Her voice was making my stomach turn. It was dripping with more sweetness than the Organic Grade A syrup she would probably pour on the homemade waffles. I heard giggling. Oh no, who else is here? Did I need to talk to other people beside that lady? The thought was horrifying.
“I don’t wanna come out,” I yelled. A moment of silence followed.
“Delores, we need to go meet with the caseworker. Don’t you want to eat first?”
Food was the last thing on my mind. A hot shower did sound good though, it had been a few days since I had one. My mom hadn’t had time to cut my hair in a bit, so it was really long. My hair was thick and wavy and could get big and out of control easily. In my exhaustion, I forgot to tie it up before bed. I needed to tame it a bit before facing the world. I also had puffy racoon eyes from the long night of crying. My eyeliner wasn’t waterproof enough to withstand the flash flood generated by this situation. I extracted myself from the bed and grabbed the garbage bag with my clothes. I always do my best thinking while in a long hot shower – maybe I would find answers in there. The perky lady was still asking questions; I didn’t answer.

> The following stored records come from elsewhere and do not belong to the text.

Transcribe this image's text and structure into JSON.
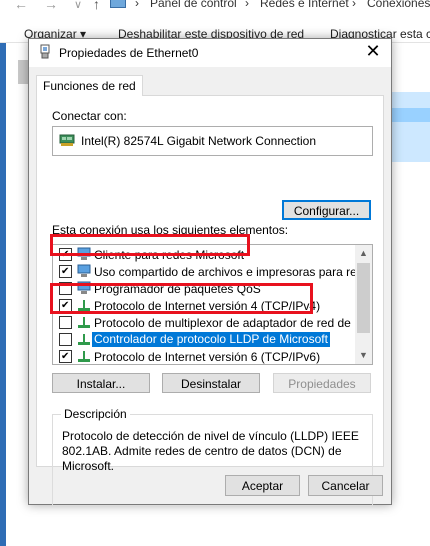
{
  "background": {
    "nav": {
      "back": "←",
      "forward": "→",
      "dropdown": "∨",
      "up": "↑"
    },
    "breadcrumb": {
      "sep1": "›",
      "item1": "Panel de control",
      "sep2": "›",
      "item2": "Redes e Internet",
      "sep3": "›",
      "item3": "Conexiones"
    },
    "toolbar": {
      "organize": "Organizar ▾",
      "disable": "Deshabilitar este dispositivo de red",
      "diagnose": "Diagnosticar esta c"
    }
  },
  "dialog": {
    "title": "Propiedades de Ethernet0",
    "close": "✕",
    "tab": "Funciones de red",
    "connect_label": "Conectar con:",
    "adapter": "Intel(R) 82574L Gigabit Network Connection",
    "configure_button": "Configurar...",
    "items_label": "Esta conexión usa los siguientes elementos:",
    "items": [
      {
        "label": "Cliente para redes Microsoft",
        "checked": true,
        "icon": "network-client-icon"
      },
      {
        "label": "Uso compartido de archivos e impresoras para redes M",
        "checked": true,
        "icon": "network-service-icon"
      },
      {
        "label": "Programador de paquetes QoS",
        "checked": false,
        "icon": "network-service-icon"
      },
      {
        "label": "Protocolo de Internet versión 4 (TCP/IPv4)",
        "checked": true,
        "icon": "protocol-icon"
      },
      {
        "label": "Protocolo de multiplexor de adaptador de red de Micros",
        "checked": false,
        "icon": "protocol-icon"
      },
      {
        "label": "Controlador de protocolo LLDP de Microsoft",
        "checked": false,
        "icon": "protocol-icon",
        "selected": true
      },
      {
        "label": "Protocolo de Internet versión 6 (TCP/IPv6)",
        "checked": true,
        "icon": "protocol-icon"
      }
    ],
    "install_button": "Instalar...",
    "uninstall_button": "Desinstalar",
    "properties_button": "Propiedades",
    "description_label": "Descripción",
    "description": "Protocolo de detección de nivel de vínculo (LLDP) IEEE 802.1AB. Admite redes de centro de datos (DCN) de Microsoft.",
    "ok_button": "Aceptar",
    "cancel_button": "Cancelar"
  },
  "colors": {
    "accent": "#0078d7",
    "highlight_box": "#e8111e",
    "selection": "#0078d7"
  }
}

The bathroom was senselessly big, and everything was shiny and spotless. All the towels had matching hand towels and washcloths. There were four sets, all different colors. There were two sinks on the long marble counter. A set of thick pink towels were folded up perfectly between the sinks. I guessed those were for me. I turned on the shower, and the water was hot almost immediately. It was one of those fancy spray nozzles that you can change from feeling like a misty rain to where it hurts when it hits your skin. I had to stretch to reach the shower head. I set the spray to hit me as hard as possible. Maybe it would wash away the nightmare?
Attached to the wall was a dispenser labeled shampoo, conditioner, and body wash. They all smelled like roses. I don’t know exactly when the sobbing began or how long I sat on the floor of the shower. The tears wouldn’t stop. My fingers became prunes. I was startled back to my current reality with the sound of pounding on the door.
Thank you, Robin Harwick and Isabelle Kenyon
About the Author
Robin Harwick, Ph.D., is a writer, educator, research scientist, and performer. After years spent coaching youth on how to achieve their dreams – she decided it was time to “walk her talk” and spent a few years traveling with her teen son and two dogs before deciding to make Mexico home! Robin is also the founder and director of The Pearl Remote Democratic High School, a radical school that provides space for youth to take control of their education. She is published in peer-reviewed journals, blogs, zines, and anthologies. Her first novel, My Sorrow. Mi Libertad was published in June 2021